◆ **Instructions to follow**: Show every line from the data below that includes "true".
*** Task data Section Begins ***
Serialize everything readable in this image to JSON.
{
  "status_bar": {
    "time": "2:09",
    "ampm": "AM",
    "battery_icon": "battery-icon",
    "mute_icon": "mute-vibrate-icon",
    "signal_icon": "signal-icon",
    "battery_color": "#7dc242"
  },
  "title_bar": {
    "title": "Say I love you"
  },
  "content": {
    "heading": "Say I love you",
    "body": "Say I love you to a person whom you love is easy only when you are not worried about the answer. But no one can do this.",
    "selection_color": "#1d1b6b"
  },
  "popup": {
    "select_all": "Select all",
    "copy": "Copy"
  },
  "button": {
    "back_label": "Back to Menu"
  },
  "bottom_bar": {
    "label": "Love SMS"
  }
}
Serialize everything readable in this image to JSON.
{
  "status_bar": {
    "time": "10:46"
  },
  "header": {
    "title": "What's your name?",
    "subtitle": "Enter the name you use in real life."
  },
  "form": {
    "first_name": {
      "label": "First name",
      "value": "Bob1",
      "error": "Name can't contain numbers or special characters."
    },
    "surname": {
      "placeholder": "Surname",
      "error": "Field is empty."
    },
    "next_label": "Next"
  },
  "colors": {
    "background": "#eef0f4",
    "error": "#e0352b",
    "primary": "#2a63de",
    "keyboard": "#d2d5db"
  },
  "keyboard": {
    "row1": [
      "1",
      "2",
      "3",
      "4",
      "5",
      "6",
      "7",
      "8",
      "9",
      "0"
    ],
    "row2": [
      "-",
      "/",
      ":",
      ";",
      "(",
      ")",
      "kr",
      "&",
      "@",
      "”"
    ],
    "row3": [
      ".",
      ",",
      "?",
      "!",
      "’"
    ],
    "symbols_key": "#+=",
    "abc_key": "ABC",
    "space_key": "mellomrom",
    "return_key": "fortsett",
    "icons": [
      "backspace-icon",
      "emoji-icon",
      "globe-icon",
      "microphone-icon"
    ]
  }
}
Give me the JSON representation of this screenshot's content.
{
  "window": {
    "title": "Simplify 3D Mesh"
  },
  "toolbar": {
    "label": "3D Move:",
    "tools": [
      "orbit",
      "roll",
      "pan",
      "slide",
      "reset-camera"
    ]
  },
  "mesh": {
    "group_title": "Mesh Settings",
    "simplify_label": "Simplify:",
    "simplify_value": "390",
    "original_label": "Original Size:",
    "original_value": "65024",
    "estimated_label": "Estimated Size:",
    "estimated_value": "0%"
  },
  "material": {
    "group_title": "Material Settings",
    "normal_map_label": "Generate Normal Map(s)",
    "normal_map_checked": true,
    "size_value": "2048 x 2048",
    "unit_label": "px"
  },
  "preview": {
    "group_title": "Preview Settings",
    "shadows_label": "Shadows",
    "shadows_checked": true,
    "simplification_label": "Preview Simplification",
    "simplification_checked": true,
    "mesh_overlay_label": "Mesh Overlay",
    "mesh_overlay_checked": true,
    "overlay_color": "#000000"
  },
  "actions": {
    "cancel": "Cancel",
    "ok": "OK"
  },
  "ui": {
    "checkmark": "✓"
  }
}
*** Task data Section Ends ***
◆ **Result**:
    "normal_map_checked": true,
    "shadows_checked": true,
    "simplification_checked": true,
    "mesh_overlay_checked": true,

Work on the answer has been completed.